References
1 USDA World Agricultural Supply and Demand Estimates (WASDE-594), February 112020, pages 31–32.
2 Data gathered from the USDA Foreign Agricultural Service’s Global Agricultural Trade System database. Inflation adjustment used the U.S. Bureau of Economic Analysis chain-type price index of personal consumption expenditures. The decline in exports is calculated using the WASDE-594’s equivalency estimates.
3 Glynn T. Tonsor, Kansas State University, Monthly Domestic, Retail All-Fresh Beef Demand Index, Kansas State University AgManager.info.
4 USDA Economic Research Service, Meat Supply and Disappearance as of December 30, 2019.
5 USDA, National Agricultural Statistics Service, Cattle on Feed, December 2019.
6 Data gathered from the USDA-AMS service and CME.
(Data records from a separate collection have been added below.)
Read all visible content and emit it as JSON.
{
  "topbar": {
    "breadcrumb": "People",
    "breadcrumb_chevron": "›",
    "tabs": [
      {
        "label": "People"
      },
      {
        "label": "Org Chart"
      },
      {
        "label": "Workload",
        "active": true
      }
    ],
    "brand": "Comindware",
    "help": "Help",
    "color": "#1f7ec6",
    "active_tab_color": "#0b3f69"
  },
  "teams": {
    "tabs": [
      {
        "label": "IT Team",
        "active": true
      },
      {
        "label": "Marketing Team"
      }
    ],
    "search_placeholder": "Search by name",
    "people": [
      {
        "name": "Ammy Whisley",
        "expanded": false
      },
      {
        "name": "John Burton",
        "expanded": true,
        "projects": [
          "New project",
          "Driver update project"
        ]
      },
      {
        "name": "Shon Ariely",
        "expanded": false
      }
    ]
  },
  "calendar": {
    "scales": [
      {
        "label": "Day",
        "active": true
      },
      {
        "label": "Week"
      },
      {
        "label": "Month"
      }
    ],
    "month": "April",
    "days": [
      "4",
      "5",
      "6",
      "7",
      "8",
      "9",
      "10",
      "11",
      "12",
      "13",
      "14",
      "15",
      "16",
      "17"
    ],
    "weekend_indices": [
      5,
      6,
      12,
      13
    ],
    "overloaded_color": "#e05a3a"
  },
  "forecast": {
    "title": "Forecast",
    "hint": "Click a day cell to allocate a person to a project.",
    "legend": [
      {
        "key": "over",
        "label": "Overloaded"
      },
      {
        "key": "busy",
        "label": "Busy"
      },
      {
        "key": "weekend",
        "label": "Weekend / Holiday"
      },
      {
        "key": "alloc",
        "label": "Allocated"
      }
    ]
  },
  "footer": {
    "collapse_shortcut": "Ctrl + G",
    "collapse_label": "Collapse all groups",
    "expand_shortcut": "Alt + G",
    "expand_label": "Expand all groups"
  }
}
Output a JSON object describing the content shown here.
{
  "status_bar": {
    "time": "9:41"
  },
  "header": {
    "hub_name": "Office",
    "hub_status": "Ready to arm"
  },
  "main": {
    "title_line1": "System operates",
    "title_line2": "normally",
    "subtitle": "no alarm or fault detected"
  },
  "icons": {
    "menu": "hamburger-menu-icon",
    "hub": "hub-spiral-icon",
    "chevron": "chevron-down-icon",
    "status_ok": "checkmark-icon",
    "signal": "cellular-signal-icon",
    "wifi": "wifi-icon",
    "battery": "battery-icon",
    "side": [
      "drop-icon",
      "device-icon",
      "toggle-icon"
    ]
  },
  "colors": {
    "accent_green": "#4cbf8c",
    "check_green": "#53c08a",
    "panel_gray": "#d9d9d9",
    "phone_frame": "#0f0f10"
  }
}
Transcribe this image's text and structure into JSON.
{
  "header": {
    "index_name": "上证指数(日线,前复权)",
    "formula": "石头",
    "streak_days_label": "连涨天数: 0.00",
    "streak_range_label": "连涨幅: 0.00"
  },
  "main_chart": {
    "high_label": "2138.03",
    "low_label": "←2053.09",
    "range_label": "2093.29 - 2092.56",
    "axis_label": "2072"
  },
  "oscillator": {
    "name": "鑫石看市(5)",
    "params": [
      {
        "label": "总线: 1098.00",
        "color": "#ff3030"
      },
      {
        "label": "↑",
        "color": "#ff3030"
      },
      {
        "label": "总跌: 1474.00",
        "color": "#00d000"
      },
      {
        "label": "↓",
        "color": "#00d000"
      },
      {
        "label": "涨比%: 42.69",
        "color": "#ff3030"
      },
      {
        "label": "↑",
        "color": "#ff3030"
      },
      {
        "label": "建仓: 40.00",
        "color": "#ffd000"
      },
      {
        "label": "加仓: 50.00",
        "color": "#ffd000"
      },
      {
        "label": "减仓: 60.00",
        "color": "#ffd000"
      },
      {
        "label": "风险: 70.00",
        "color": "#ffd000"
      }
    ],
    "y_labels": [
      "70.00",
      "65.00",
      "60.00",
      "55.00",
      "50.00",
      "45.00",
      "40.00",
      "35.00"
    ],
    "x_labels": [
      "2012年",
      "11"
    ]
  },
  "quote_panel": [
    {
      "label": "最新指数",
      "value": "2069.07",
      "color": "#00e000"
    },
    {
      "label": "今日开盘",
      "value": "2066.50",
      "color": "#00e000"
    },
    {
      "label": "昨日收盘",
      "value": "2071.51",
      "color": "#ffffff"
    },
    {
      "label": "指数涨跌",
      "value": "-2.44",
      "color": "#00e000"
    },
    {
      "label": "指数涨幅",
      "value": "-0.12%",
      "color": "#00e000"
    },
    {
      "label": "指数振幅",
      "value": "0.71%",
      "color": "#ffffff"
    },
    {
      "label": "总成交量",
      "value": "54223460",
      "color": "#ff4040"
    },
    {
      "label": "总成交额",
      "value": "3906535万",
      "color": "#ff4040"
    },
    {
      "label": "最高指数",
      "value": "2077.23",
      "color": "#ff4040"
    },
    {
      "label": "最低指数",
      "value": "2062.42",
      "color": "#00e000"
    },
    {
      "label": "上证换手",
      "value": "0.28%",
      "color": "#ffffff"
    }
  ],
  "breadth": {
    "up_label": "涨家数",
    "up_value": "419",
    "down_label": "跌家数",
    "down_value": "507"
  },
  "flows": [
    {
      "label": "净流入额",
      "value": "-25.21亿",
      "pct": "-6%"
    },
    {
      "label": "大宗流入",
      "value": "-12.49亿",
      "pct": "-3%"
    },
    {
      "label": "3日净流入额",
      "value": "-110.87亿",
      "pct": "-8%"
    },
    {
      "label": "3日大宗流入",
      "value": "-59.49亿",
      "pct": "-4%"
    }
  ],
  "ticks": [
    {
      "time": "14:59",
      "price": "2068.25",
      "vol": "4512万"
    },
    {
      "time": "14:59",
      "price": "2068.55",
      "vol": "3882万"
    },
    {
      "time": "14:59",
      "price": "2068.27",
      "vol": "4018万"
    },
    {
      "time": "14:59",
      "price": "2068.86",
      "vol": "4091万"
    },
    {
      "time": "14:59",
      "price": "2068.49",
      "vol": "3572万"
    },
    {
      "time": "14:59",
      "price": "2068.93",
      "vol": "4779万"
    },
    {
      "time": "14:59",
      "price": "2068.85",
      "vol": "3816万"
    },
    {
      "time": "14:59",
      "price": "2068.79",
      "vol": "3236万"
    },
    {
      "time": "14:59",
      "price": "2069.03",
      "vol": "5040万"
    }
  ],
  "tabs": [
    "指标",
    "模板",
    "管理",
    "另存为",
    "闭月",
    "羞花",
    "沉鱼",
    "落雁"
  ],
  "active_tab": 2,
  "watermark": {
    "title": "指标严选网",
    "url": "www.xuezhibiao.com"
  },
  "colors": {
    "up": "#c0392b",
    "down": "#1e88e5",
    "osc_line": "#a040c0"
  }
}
7 University of Missouri Food and Agricultural Policy Research Institute, Baseline Update, September 2019 and April 2019.